Uses of Diethylstilbestrol for Dogs Diethylstilbestrol (DES) is prescribed for the treatment of hormonal responsive urinary incontinence in the spayed female dog. There are other drugs that also can be used in place of DES. However, DES may be the better choice in those pets that cannot tolerate phenylpropanolamine or ephedrine. DES also has been used to prevent conception (pregnancy) after mismating (unplanned breeding) in dogs and cats. However, the drug is potentially dangerous for this use. DES has been used to treat estrogen responsive tumors, hyperplasia of the prostate gland and in perianal gland adenomas. However, neutering (castration) is the initial treatment of choice.
Precautions and Side Effects While generally safe and effective when prescribed by a veterinarian, diethylstilbestrol can cause side effects in some animals. Diethlystilbestrol should not be used in animals with known hypersensitivity or allergy to the drug. Diethlystilbestrol may interact with other medications. Consult with your veterinarian to determine if other drugs your pet is receiving could interact with DES. Diethylstilbestrol should never be used in pregnant animals. Estrogens at excessive doses, or in very susceptible animals, can depress the bone marrow, reducing the number of blood cells. This leads to decreased formation of platelets (needed for clotting), depressed white blood cell count (needed to fight infection), and reduced red blood cells (anemia). These effects can be prolonged or irreversible and fatal. Symptoms of an adverse effect include lethargy, depression, pale mucous membranes, abnormal vaginal discharge, loss of appetite and bleeding from the gastrointestinal and urinary tract. Diethylstilbestrol can also increase the risk of uterine infections (pyometra) when given to intact (unspayed) female dogs. Animals receiving therapy with DES should be monitored monthly by a veterinarian. Diethylstilbestrol has been involved in cases of immune mediated thrombocytopenia in dogs.
How Diethylstilbestrol Is Supplied Diethylstilbestrol may be available through compounding pharmacies by prescription from your veterinarian.
Dosing Information of Diethylstilbestrol for Dogs Medication should never be administered without first consulting your veterinarian. Dosing for prevention of conception after mismating: 0.1 to 1 mg per dog, orally for five days after mating. Some specialists argue that this drug should never be used for this purpose. Dosing in dogs for hormone responsive incontinence is typically 0.1 to 1 mg orally once a day for three to five days, then the dosage is reduced to 1 mg orally once a week. Periodic complete blood counts and platelet counts should be obtained in dogs receiving DES on a chronic basis.DES is not used in cats. The duration of administration depends on the condition being treated, response to the medication and the development of any adverse effects. Be certain to complete the prescription unless specifically directed by your veterinarian. Even if your pet feels better, the entire treatment plan should be completed to prevent relapse or prevent the development of resistance.

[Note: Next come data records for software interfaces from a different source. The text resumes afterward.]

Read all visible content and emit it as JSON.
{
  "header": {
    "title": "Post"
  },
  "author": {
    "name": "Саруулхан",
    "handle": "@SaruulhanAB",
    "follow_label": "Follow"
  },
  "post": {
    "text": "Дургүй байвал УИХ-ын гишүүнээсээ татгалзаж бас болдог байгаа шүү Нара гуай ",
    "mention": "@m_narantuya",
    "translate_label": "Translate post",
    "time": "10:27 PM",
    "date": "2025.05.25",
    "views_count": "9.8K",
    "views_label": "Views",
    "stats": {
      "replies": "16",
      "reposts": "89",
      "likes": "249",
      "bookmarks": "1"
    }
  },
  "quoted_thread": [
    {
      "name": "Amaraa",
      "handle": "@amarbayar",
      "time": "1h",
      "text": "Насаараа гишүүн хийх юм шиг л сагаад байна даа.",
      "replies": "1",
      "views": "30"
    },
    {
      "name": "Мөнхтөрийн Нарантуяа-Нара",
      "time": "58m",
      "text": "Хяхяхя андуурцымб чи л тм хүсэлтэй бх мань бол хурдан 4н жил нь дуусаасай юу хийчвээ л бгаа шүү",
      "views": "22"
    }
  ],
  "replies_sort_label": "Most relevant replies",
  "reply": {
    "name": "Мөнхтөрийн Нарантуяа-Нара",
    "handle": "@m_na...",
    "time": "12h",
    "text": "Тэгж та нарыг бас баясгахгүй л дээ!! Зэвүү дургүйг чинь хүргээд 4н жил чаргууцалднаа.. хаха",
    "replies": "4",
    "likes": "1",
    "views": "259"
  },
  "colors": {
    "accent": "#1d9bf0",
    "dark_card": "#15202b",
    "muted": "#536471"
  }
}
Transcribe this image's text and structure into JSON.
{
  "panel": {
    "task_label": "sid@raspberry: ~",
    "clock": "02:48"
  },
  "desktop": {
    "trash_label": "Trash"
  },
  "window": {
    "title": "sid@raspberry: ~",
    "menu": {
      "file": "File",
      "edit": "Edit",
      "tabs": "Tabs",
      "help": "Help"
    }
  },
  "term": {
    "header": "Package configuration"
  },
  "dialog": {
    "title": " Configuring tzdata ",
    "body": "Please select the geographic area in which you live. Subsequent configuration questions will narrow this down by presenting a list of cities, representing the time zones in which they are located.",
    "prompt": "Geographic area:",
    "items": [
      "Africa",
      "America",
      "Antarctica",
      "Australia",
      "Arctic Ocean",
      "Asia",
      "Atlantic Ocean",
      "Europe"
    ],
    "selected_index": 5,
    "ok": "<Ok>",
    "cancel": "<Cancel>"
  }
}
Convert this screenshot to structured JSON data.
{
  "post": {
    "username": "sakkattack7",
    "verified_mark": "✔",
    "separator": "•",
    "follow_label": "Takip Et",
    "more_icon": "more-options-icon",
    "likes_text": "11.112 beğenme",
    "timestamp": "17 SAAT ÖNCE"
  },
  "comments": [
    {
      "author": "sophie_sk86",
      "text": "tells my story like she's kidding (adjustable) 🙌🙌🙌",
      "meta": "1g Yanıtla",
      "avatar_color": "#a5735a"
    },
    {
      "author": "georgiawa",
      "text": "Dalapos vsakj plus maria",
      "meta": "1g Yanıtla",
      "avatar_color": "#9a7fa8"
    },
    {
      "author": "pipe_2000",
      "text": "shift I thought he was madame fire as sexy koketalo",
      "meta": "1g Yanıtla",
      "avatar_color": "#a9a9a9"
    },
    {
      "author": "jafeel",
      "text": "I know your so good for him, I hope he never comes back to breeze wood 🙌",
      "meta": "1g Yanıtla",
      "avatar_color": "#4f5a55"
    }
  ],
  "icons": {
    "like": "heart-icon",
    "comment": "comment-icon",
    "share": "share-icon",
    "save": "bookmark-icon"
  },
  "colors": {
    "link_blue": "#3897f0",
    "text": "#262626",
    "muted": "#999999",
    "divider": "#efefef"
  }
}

Nephrology & Urology
Reproductive Disorders & Theriogenology